Small tree or medium to large shrub with an irregular, often flat-topped crown. Trunks usually short, with many ascending branches. Trunks to 1 foot in diameter, but usually much smaller. Bark pale brown, thin. Leaves leathery, about 1 to 1 1/2 inches long.
Typically 5-15 feet in height; to 35 feet in South Florida. Often as broad as tall or broader.
Slow to moderate.
Monroe County Keys and Miami-Dade County; West Indies. Very rare or absent in the middle Monroe County Keys. For a digitized image of Elbert Little's Florida range map, visit the Exploring Florida website.
Pine rocklands and rockland hammocks.
Moist, well-drained limestone soils, with or without humusy top layer.
Moderate to low; it prefers soils with organic content, but will still grow reasonably well in nutrient poor soils.
Salt Water Tolerance:
Low; does not tolerate long-term flooding by salt or brackish water.
Salt Wind Tolerance:
Moderate; grows near salt water, but is protected from direct salt spray by other vegetation.
High; does not require any supplemental water once established.
Full sun to light shade.
White to pink, turning dark red as the flowers age.
Showy clusters of 5-12 flowers.
All year; peak spring-summer.
Reddish brown, berry-like drupe. Edible.
Wildlife and Ecology:
Provides food and cover for birds. Larval host plant for Florida duskywing (Ephyriades brunnea) butterflies. Nectar plant for Florida duskywing and other butterflies. The larvae of the Florida duskywing protect themselves from predators by constructing shelters of a few leaves tied together with silk. Birds eat the fruits.
Can be grown from de-pulped, scarified seeds. Plant right away; seeds do not store well. Germination is within a month.
Plants in the Florida Keys tend to be large shrubs or small trees while plants on the mainland tend to be medium shrubs. Plants tend to hold these characteristics from seed, so local seed sources are recommended. It is listed as threatened by the state of Florida.
James Johnson, 2014 In habitat, Everglades National Park, Florida Expand
Gann, G.D., M.E. Abdo, J.W. Gann, G.D. Gann, Sr., S.W.

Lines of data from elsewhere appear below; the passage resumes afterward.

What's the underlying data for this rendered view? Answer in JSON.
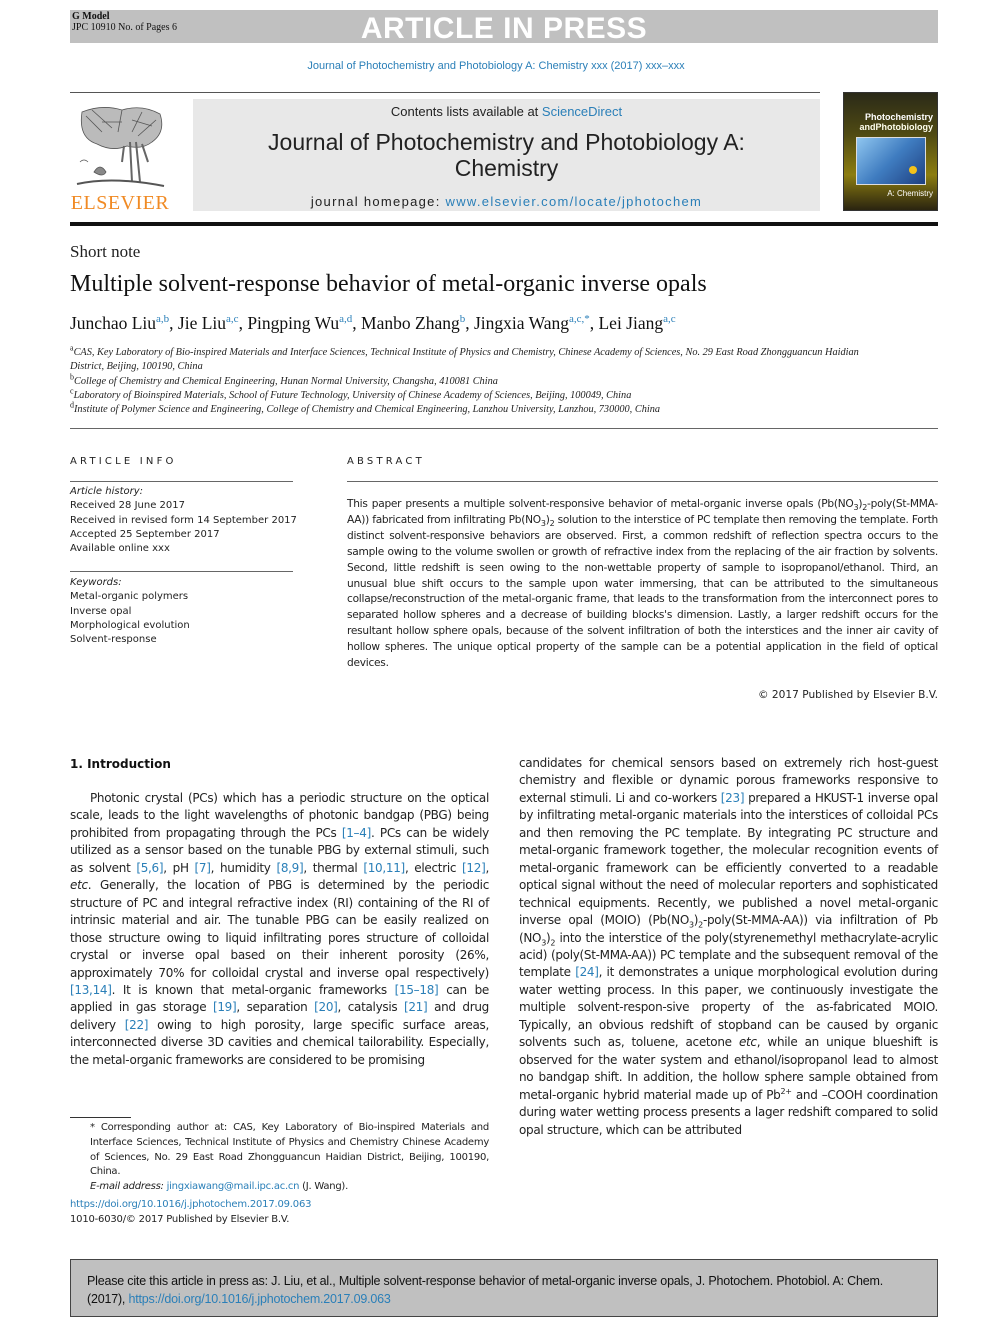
{
  "header": {
    "g_model": "G Model",
    "pages_info": "JPC 10910 No. of Pages 6",
    "banner": "ARTICLE IN PRESS",
    "journal_ref": "Journal of Photochemistry and Photobiology A: Chemistry xxx (2017) xxx–xxx",
    "contents_prefix": "Contents lists available at ",
    "contents_link": "ScienceDirect",
    "journal_title_line1": "Journal of Photochemistry and Photobiology A:",
    "journal_title_line2": "Chemistry",
    "homepage_prefix": "journal homepage: ",
    "homepage_link": "www.elsevier.com/locate/jphotochem",
    "publisher_logo_text": "ELSEVIER",
    "cover": {
      "title1": "Photochemistry",
      "title2": "andPhotobiology",
      "section": "A: Chemistry"
    }
  },
  "article": {
    "type": "Short note",
    "title": "Multiple solvent-response behavior of metal-organic inverse opals",
    "authors": [
      {
        "name": "Junchao Liu",
        "aff": "a,b",
        "sep": ", "
      },
      {
        "name": "Jie Liu",
        "aff": "a,c",
        "sep": ", "
      },
      {
        "name": "Pingping Wu",
        "aff": "a,d",
        "sep": ", "
      },
      {
        "name": "Manbo Zhang",
        "aff": "b",
        "sep": ", "
      },
      {
        "name": "Jingxia Wang",
        "aff": "a,c,*",
        "sep": ", "
      },
      {
        "name": "Lei Jiang",
        "aff": "a,c",
        "sep": ""
      }
    ],
    "affiliations": [
      {
        "key": "a",
        "text": "CAS, Key Laboratory of Bio-inspired Materials and Interface Sciences, Technical Institute of Physics and Chemistry, Chinese Academy of Sciences, No. 29 East Road Zhongguancun Haidian District, Beijing, 100190, China"
      },
      {
        "key": "b",
        "text": "College of Chemistry and Chemical Engineering, Hunan Normal University, Changsha, 410081 China"
      },
      {
        "key": "c",
        "text": "Laboratory of Bioinspired Materials, School of Future Technology, University of Chinese Academy of Sciences, Beijing, 100049, China"
      },
      {
        "key": "d",
        "text": "Institute of Polymer Science and Engineering, College of Chemistry and Chemical Engineering, Lanzhou University, Lanzhou, 730000, China"
      }
    ]
  },
  "article_info": {
    "heading": "ARTICLE INFO",
    "history_label": "Article history:",
    "history": [
      "Received 28 June 2017",
      "Received in revised form 14 September 2017",
      "Accepted 25 September 2017",
      "Available online xxx"
    ],
    "keywords_label": "Keywords:",
    "keywords": [
      "Metal-organic polymers",
      "Inverse opal",
      "Morphological evolution",
      "Solvent-response"
    ]
  },
  "abstract": {
    "heading": "ABSTRACT",
    "p1": "This paper presents a multiple solvent-responsive behavior of metal-organic inverse opals (Pb(NO",
    "p2": ")",
    "p3": "-poly(St-MMA-AA)) fabricated from infiltrating Pb(NO",
    "p4": ")",
    "p5": " solution to the interstice of PC template then removing the template. Forth distinct solvent-responsive behaviors are observed. First, a common redshift of reflection spectra occurs to the sample owing to the volume swollen or growth of refractive index from the replacing of the air fraction by solvents. Second, little redshift is seen owing to the non-wettable property of sample to isopropanol/ethanol. Third, an unusual blue shift occurs to the sample upon water immersing, that can be attributed to the simultaneous collapse/reconstruction of the metal-organic frame, that leads to the transformation from the interconnect pores to separated hollow spheres and a decrease of building blocks's dimension. Lastly, a larger redshift occurs for the resultant hollow sphere opals, because of the solvent infiltration of both the interstices and the inner air cavity of hollow spheres. The unique optical property of the sample can be a potential application in the field of optical devices.",
    "sub3": "3",
    "sub2": "2",
    "copyright": "© 2017 Published by Elsevier B.V."
  },
  "introduction": {
    "heading": "1. Introduction",
    "left": [
      {
        "t": "Photonic crystal (PCs) which has a periodic structure on the optical scale, leads to the light wavelengths of photonic bandgap (PBG) being prohibited from propagating through the PCs "
      },
      {
        "ref": "[1–4]"
      },
      {
        "t": ". PCs can be widely utilized as a sensor based on the tunable PBG by external stimuli, such as solvent "
      },
      {
        "ref": "[5,6]"
      },
      {
        "t": ", pH "
      },
      {
        "ref": "[7]"
      },
      {
        "t": ", humidity "
      },
      {
        "ref": "[8,9]"
      },
      {
        "t": ", thermal "
      },
      {
        "ref": "[10,11]"
      },
      {
        "t": ", electric "
      },
      {
        "ref": "[12]"
      },
      {
        "t": ", "
      },
      {
        "i": "etc"
      },
      {
        "t": ". Generally, the location of PBG is determined by the periodic structure of PC and integral refractive index (RI) containing of the RI of intrinsic material and air. The tunable PBG can be easily realized on those structure owing to liquid infiltrating pores structure of colloidal crystal or inverse opal based on their inherent porosity (26%, approximately 70% for colloidal crystal and inverse opal respectively) "
      },
      {
        "ref": "[13,14]"
      },
      {
        "t": ". It is known that metal-organic frameworks "
      },
      {
        "ref": "[15–18]"
      },
      {
        "t": " can be applied in gas storage "
      },
      {
        "ref": "[19]"
      },
      {
        "t": ", separation "
      },
      {
        "ref": "[20]"
      },
      {
        "t": ", catalysis "
      },
      {
        "ref": "[21]"
      },
      {
        "t": " and drug delivery "
      },
      {
        "ref": "[22]"
      },
      {
        "t": " owing to high porosity, large specific surface areas, interconnected diverse 3D cavities and chemical tailorability. Especially, the metal-organic frameworks are considered to be promising"
      }
    ],
    "right": [
      {
        "t": "candidates for chemical sensors based on extremely rich host-guest chemistry and flexible or dynamic porous frameworks responsive to external stimuli. Li and co-workers "
      },
      {
        "ref": "[23]"
      },
      {
        "t": " prepared a HKUST-1 inverse opal by infiltrating metal-organic materials into the interstices of colloidal PCs and then removing the PC template. By integrating PC structure and metal-organic framework together, the molecular recognition events of metal-organic framework can be efficiently converted to a readable optical signal without the need of molecular reporters and sophisticated technical equipments. Recently, we published a novel metal-organic inverse opal (MOIO) (Pb(NO"
      },
      {
        "sub": "3"
      },
      {
        "t": ")"
      },
      {
        "sub": "2"
      },
      {
        "t": "-poly(St-MMA-AA)) via infiltration of Pb (NO"
      },
      {
        "sub": "3"
      },
      {
        "t": ")"
      },
      {
        "sub": "2"
      },
      {
        "t": " into the interstice of the poly(styrenemethyl methacrylate-acrylic acid) (poly(St-MMA-AA)) PC template and the subsequent removal of the template "
      },
      {
        "ref": "[24]"
      },
      {
        "t": ", it demonstrates a unique morphological evolution during water wetting process. In this paper, we continuously investigate the multiple solvent-respon-sive property of the as-fabricated MOIO. Typically, an obvious redshift of stopband can be caused by organic solvents such as, toluene, acetone "
      },
      {
        "i": "etc"
      },
      {
        "t": ", while an unique blueshift is observed for the water system and ethanol/isopropanol lead to almost no bandgap shift. In addition, the hollow sphere sample obtained from metal-organic hybrid material made up of Pb"
      },
      {
        "sup": "2+"
      },
      {
        "t": " and –COOH coordination during water wetting process presents a lager redshift compared to solid opal structure, which can be attributed"
      }
    ]
  },
  "footnote": {
    "corresponding": "* Corresponding author at: CAS, Key Laboratory of Bio-inspired Materials and Interface Sciences, Technical Institute of Physics and Chemistry Chinese Academy of Sciences, No. 29 East Road Zhongguancun Haidian District, Beijing, 100190, China.",
    "email_label": "E-mail address:",
    "email": "jingxiawang@mail.ipc.ac.cn",
    "email_suffix": " (J. Wang).",
    "doi": "https://doi.org/10.1016/j.jphotochem.2017.09.063",
    "issn": "1010-6030/© 2017 Published by Elsevier B.V."
  },
  "citation_box": {
    "text": "Please cite this article in press as: J. Liu, et al., Multiple solvent-response behavior of metal-organic inverse opals, J. Photochem. Photobiol. A: Chem. (2017), ",
    "doi": "https://doi.org/10.1016/j.jphotochem.2017.09.063"
  }
}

Woodmansee, K.A. Bradley, E. Grahl and K.N. Hines. 2005-2016. Natives For Your Neighborhood. http://www.regionalconservation.org.
The Institute for Regional Conservation. Delray Beach, Florida USA.